Québécois director Ken Scott builds a pro-natal comedy around David Wozniak (Patrick Huard), an immature forty-two-year-old single man who donated a lot of sperm in the late 1980s. This shaggy, affable underachiever works for his dad, making unpunctual meat deliveries. Hydroponic pot cultivation looks like a sideline for paying off a never-explained $80,000 debt. Whomever he owes, they only appear in bad dreams and try to drown him in his bathtub. Valerie (Julie LeBreton), his cop girlfriend, recently split. She is pregnant. Guess who will grow up before she births her first? It’s his, but not his first. The clinic dispensed his seed to 533 women. Now 142 of those offspring are suing to out “Starbuck,” the anonymous donor. David starts tracking down his biological sons and daughters. Using false names, he enters their lives as a self-appointed “guardian angel.” They see him as an iffy, goofy pal old enough to be their dad, or something. Oddly, no birth mothers or legal fathers enter the picture. The familial sentiment alternates between corny and tearjerky, yet “Starbuck” still hits a few sincere notes. Scott’s gestating English-language remake starring Vince Vaughn is due to crown next fall. With Antoine Bertrand, Dominic Philie, Marc Bélanger, Igor Ovadis, David Michaël, Patrick Martin. 108m. (Bill Stamets)

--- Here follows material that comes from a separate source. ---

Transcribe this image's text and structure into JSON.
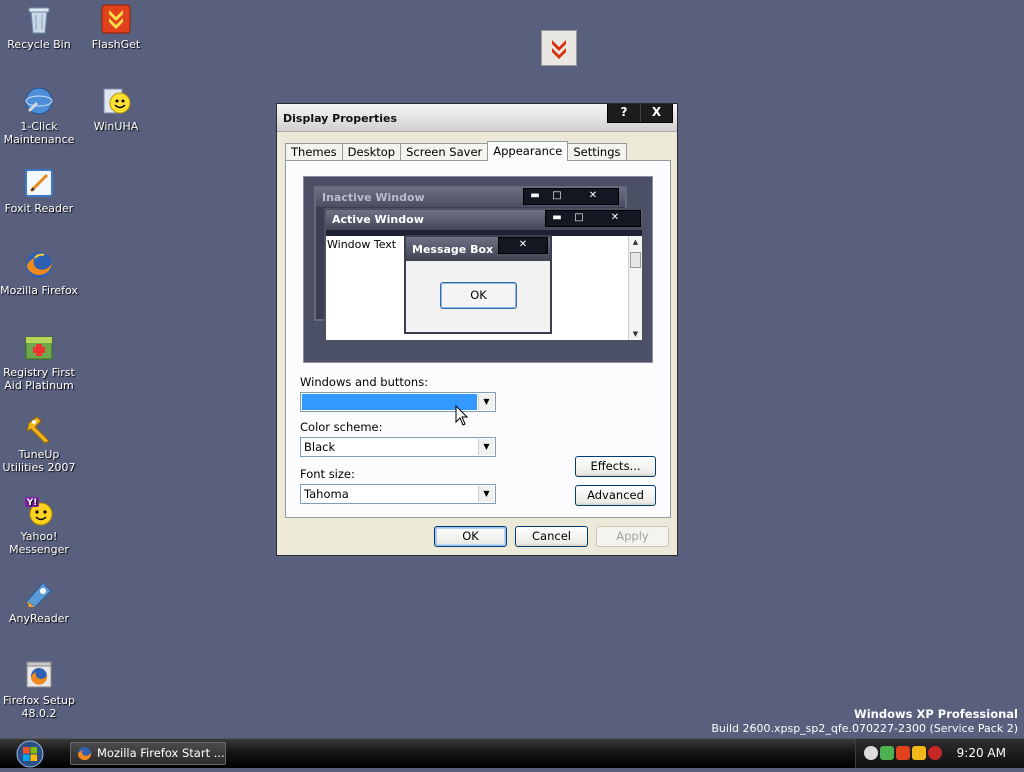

“Starbuck” opens Friday at Landmark Century.
Ray Pride is Newcity’s film critic and a contributing editor to Filmmaker magazine.

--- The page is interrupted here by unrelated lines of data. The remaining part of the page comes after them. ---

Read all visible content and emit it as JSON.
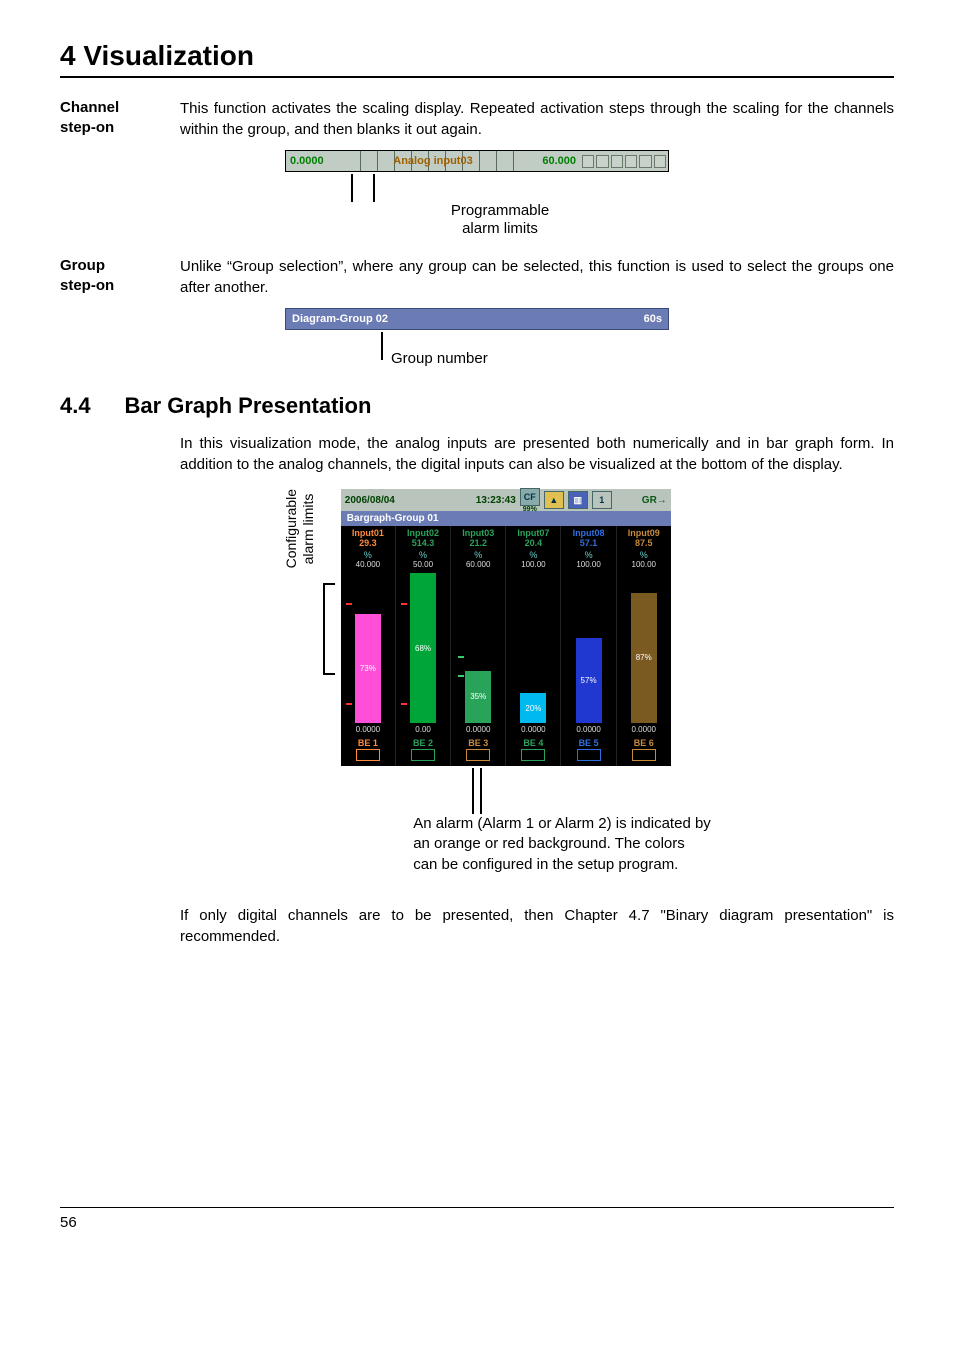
{
  "chapter": {
    "title": "4 Visualization"
  },
  "channel_stepon": {
    "side1": "Channel",
    "side2": "step-on",
    "text": "This function activates the scaling display. Repeated activation steps through the scaling for the channels within the group, and then blanks it out again."
  },
  "scale_fig": {
    "zero": "0.0000",
    "mid": "Analog input03",
    "val": "60.000",
    "label1": "Programmable",
    "label2": "alarm limits"
  },
  "group_stepon": {
    "side1": "Group",
    "side2": "step-on",
    "text": "Unlike “Group selection”, where any group can be selected, this function is used to select the groups one after another."
  },
  "group_fig": {
    "title": "Diagram-Group 02",
    "time": "60s",
    "pointer": "Group number"
  },
  "section": {
    "num": "4.4",
    "title": "Bar Graph Presentation",
    "intro": "In this visualization mode, the analog inputs are presented both numerically and in bar graph form. In addition to the analog channels, the digital inputs can also be visualized at the bottom of the display."
  },
  "shot_vlabel": {
    "l1": "Configurable",
    "l2": "alarm limits"
  },
  "shot": {
    "date": "2006/08/04",
    "time": "13:23:43",
    "cf": "CF",
    "pct": "99%",
    "gr": "GR",
    "title": "Bargraph-Group 01",
    "inputs": [
      {
        "name": "Input01",
        "val": "29.3",
        "unit": "%",
        "max": "40.000",
        "pct": 73,
        "bar_label": "73%",
        "min": "0.0000",
        "color": "#ff4fd8",
        "ncolor": "#ff8a3a"
      },
      {
        "name": "Input02",
        "val": "514.3",
        "unit": "%",
        "max": "50.00",
        "pct": 100,
        "bar_label": "68%",
        "min": "0.00",
        "color": "#00a53a",
        "ncolor": "#2aa35a"
      },
      {
        "name": "Input03",
        "val": "21.2",
        "unit": "%",
        "max": "60.000",
        "pct": 35,
        "bar_label": "35%",
        "min": "0.0000",
        "color": "#2aa35a",
        "ncolor": "#2aa35a"
      },
      {
        "name": "Input07",
        "val": "20.4",
        "unit": "%",
        "max": "100.00",
        "pct": 20,
        "bar_label": "20%",
        "min": "0.0000",
        "color": "#00b9ef",
        "ncolor": "#2aa35a"
      },
      {
        "name": "Input08",
        "val": "57.1",
        "unit": "%",
        "max": "100.00",
        "pct": 57,
        "bar_label": "57%",
        "min": "0.0000",
        "color": "#2038d0",
        "ncolor": "#2f6fe0"
      },
      {
        "name": "Input09",
        "val": "87.5",
        "unit": "%",
        "max": "100.00",
        "pct": 87,
        "bar_label": "87%",
        "min": "0.0000",
        "color": "#7a5a20",
        "ncolor": "#c98a3a"
      }
    ],
    "bes": [
      {
        "name": "BE 1",
        "color": "#ff8a3a"
      },
      {
        "name": "BE 2",
        "color": "#2aa35a"
      },
      {
        "name": "BE 3",
        "color": "#c98a3a"
      },
      {
        "name": "BE 4",
        "color": "#2aa35a"
      },
      {
        "name": "BE 5",
        "color": "#2f6fe0"
      },
      {
        "name": "BE 6",
        "color": "#c98a3a"
      }
    ]
  },
  "annot": {
    "l1": "An alarm (Alarm 1 or Alarm 2) is indicated by",
    "l2": "an orange or red background. The colors",
    "l3": "can be configured in the setup program."
  },
  "closing": "If only digital channels are to be presented, then Chapter 4.7 \"Binary diagram presentation\" is recommended.",
  "page": "56",
  "chart_data": {
    "type": "bar",
    "title": "Bargraph-Group 01",
    "series": [
      {
        "name": "Input01",
        "value": 29.3,
        "pct_of_scale": 73,
        "scale_min": 0.0,
        "scale_max": 40.0,
        "unit": "%"
      },
      {
        "name": "Input02",
        "value": 514.3,
        "pct_of_scale": 68,
        "scale_min": 0.0,
        "scale_max": 50.0,
        "unit": "%"
      },
      {
        "name": "Input03",
        "value": 21.2,
        "pct_of_scale": 35,
        "scale_min": 0.0,
        "scale_max": 60.0,
        "unit": "%"
      },
      {
        "name": "Input07",
        "value": 20.4,
        "pct_of_scale": 20,
        "scale_min": 0.0,
        "scale_max": 100.0,
        "unit": "%"
      },
      {
        "name": "Input08",
        "value": 57.1,
        "pct_of_scale": 57,
        "scale_min": 0.0,
        "scale_max": 100.0,
        "unit": "%"
      },
      {
        "name": "Input09",
        "value": 87.5,
        "pct_of_scale": 87,
        "scale_min": 0.0,
        "scale_max": 100.0,
        "unit": "%"
      }
    ]
  }
}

His multimedia history of Chicago “Ghost Signs” will be published soon. Previews of the project are on Twitter and on Instagram as Ghost Signs Chicago. More photography on Instagram.